Level I CFA® Program exam: Corporate Finance cheat sheet
In this series of revision posts, we ask AB Maximus CFA® Program exam trainers to give you quick tips and essential advice for different chapters in the curriculum. Handy for revision or simply for a last minute review to make sure you’re thoroughly prepared – don't miss the chance to brush up on your knowledge and do a little extra prep!
3 must-know concepts are: deriving the cost of capital, capital budgeting techniques, and the difference between dividends and share repurchase®.
1. Deriving the cost of capital
Remember that cost of capital is the cost of funding a company’s business, which relies on the type of financing used, such as cost of equity, cost of debt, or a combination of both.
Cost of capital is the weighted average of the cost of debt and cost of equity, otherwise known as the hurdle rate – the rate the company needs to exceed before it is profitable – and is affected by factors like operating history and credit worthiness. Therefore, established companies have lower costs of capital than new ones as they have a proven track record to show investors and banks, lenders etc., and can use debt financing. In contrast, newer companies lack collateral and assets, and tend to use equity financing.

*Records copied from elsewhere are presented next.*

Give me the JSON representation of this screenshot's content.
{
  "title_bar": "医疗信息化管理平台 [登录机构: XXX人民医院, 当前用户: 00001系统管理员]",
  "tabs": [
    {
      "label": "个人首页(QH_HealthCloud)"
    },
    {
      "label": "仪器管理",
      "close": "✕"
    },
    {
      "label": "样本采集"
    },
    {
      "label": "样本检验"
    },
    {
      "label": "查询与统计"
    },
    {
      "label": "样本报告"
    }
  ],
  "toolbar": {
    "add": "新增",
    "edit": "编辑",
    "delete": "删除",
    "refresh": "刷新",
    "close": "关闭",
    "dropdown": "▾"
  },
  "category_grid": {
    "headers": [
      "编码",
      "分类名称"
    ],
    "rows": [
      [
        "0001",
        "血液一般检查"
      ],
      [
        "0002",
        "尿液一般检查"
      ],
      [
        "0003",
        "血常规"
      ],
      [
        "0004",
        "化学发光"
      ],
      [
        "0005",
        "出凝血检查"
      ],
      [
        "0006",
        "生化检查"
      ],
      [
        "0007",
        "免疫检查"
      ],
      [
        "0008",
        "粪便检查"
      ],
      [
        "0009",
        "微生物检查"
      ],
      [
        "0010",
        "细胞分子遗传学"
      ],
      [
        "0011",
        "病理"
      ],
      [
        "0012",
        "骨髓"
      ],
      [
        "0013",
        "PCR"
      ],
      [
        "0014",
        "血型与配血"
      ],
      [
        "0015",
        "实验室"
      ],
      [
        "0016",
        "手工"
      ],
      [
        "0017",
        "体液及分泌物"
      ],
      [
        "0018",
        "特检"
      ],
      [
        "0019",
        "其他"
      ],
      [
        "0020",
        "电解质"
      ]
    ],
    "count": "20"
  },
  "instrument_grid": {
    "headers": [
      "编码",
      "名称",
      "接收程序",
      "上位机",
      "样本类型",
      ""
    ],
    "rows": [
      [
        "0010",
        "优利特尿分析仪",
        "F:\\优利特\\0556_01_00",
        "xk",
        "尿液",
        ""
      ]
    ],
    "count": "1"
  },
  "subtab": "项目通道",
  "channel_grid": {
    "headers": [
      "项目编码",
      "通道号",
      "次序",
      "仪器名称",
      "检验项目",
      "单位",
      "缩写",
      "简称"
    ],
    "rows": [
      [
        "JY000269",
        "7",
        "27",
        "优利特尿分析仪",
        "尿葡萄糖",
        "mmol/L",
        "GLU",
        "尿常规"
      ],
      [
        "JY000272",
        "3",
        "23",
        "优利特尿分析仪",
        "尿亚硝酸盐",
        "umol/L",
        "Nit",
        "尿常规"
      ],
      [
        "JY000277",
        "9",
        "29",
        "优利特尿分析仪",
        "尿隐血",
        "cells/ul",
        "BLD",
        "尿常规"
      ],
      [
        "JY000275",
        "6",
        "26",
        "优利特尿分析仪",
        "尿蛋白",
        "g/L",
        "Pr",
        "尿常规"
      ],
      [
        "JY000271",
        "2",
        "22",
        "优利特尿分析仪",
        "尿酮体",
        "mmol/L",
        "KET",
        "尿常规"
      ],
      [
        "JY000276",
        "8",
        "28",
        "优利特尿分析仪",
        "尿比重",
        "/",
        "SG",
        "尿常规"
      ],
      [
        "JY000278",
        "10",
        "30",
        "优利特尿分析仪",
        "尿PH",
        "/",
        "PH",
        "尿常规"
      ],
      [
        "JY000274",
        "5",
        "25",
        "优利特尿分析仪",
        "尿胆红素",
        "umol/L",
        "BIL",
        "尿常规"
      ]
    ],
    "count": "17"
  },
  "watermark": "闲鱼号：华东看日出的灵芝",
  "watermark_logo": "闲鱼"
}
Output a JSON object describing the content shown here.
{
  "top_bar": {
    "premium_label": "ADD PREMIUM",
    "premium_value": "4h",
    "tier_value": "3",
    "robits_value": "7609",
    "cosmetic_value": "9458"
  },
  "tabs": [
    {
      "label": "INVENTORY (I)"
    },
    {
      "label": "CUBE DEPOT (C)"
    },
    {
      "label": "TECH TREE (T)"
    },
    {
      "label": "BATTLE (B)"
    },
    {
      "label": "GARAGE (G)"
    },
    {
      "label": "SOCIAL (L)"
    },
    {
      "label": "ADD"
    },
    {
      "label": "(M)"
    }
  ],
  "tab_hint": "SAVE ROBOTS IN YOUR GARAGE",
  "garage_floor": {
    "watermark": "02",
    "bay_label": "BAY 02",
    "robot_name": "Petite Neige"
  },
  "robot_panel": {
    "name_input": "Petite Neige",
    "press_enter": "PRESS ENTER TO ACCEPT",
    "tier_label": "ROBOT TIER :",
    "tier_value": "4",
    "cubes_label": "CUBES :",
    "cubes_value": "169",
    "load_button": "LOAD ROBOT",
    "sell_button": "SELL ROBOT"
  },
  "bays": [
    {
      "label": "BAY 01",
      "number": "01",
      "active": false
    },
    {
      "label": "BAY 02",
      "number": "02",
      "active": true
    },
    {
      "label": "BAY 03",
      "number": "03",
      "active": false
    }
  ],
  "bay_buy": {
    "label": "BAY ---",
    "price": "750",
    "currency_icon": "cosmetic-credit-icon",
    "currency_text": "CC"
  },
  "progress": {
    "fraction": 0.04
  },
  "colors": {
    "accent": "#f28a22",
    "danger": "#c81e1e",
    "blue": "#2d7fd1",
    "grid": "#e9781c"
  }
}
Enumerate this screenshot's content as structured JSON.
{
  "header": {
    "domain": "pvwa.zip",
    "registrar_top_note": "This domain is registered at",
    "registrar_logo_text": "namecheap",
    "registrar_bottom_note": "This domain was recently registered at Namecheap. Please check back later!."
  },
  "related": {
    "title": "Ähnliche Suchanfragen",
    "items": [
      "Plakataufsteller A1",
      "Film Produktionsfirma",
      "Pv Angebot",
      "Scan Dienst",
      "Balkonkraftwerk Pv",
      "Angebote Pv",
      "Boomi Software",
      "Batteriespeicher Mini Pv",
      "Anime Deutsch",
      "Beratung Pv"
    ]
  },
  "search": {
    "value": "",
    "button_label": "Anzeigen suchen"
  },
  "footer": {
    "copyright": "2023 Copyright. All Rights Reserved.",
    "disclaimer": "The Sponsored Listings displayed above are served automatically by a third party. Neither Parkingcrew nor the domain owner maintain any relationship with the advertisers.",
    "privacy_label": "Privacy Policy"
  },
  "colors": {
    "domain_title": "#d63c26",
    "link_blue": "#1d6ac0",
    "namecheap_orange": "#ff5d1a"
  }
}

The cost of capital is derived by working out the required returns of each component.
Cost of debt is interest rate paid. Remember to calculate the after-tax cost of debt, since interest expense is tax-deductible:
Yield to maturity x (1 - the company’s marginal tax rate)
On the other hand, cost of equity is estimated based on the Capital Asset Pricing Model:
Risk-free rate + (company beta x risk premium)
After calculating the weighted average, you can then use cost of capital to discount future cash flows from potential business projects to estimate their Net Present Value and profitability.
2. Different capital budgeting techniques
Capital budgeting is a planning process for projects on assets with cash flows of a period greater than one year. It tells a company if mutual or independent projects, such as new products, market expansion, or replacement decisions that maintain the business, are worth funding.
Capital budgeting is done via three main techniques: payback period, net present value method and the internal rate of return method.
Calculating the payback period is determining number of years needed to earn back the initial investment for a project, and is suitable for small or simple projects:
total cost of project ÷ cash inflow per year
For mutually exclusive projects, take the project with the shorter number of years as the payback period.
Net Present Value obtained by calculating the difference between the project cost and cash flows generated by that project, using discounted cash flow analysis:
cash outflows (in prevent value) - cash inflows (in present value)
Typically, independent projects are accepted when NPV is positive and rejected when NPV is negative. For mutually exclusive projects, the project with the highest NPV is accepted.
Calculating the Internal Rate of Return (IRR) tells investors the rate of return on a project. The IRR is the discount rate for a project to break even (NPV = 0). For independent projects, projects whose IRR is greater than the cost of capital will be profitable.
However, remember that mutually-exclusive projects may have conflicting IRRs and NPVs, where one project may have a higher IRR, but the other may have a higher NPV.
3. Know the difference between dividends and share repurchase
While both methods are ways for a company to distribute cash to its shareholders, they can also provide information about the company’s future prospects. Both methods affect the financial ratios and shareholders’ investment returns differently.
Dividends are declared by the company’s board of directors and may or may not require approval by shareholders. These include regular cash dividends, extra dividends, liquidating dividends, stock dividends, stock splits and reverse stock splits. Dividends are distributed to all shareholders.
Repurchases happen when a company believes its stock is undervalued. They are a distribution in the form of the company buying back its stock from shareholders and hence concern only those shareholders that sell their shares back to the company. These shares can be repurchased by the company by buying them back from the open market.
Students often get confused when it comes to: computing the cost of capital.
When computing the cost of capital, consider the three components: common stock, preferred stock and debt. Students forget that these form the required rate of return for each item, which in turn can be worked out using simple fundamentals.
For instance, the cost of long-term debt is the yield to maturity of the bond. The cash flow components of a bond usually comprise two parts, i.e. the face (or par) value on maturity, and the regular annuity flow of the coupon (i.e. coupon rate face value). The yield to maturity is simply the rate that equates these two parts of cash flow to today's bond price.
2 great study tips are: drawing timeline diagrams and revising calculator skills.
1. Draw timeline diagrams as you do practice questions.
Timeline diagrams display a list of events in chronological order on a horizontal line that represents the flow of time, including information about events and when they occur. They are useful for a quick overview for analysis and planning of timing and to understand the interconnected logic between calculations.
2. Know how to use your financial calculator.
Being familiar with the calculator and the calculations for these topics will help you minimise mistakes.
About the author
Eric Koh, CFA, MBA, PhD is the AB Maximus trainer for Corporate Finance. He had worked as an auditor in an international public accounting firm, in banks and in a global shared service centre. He is a member of CPA Australia and the Malaysian Institute of Accountants, and has served in the Asian Institute of Chartered Bankers.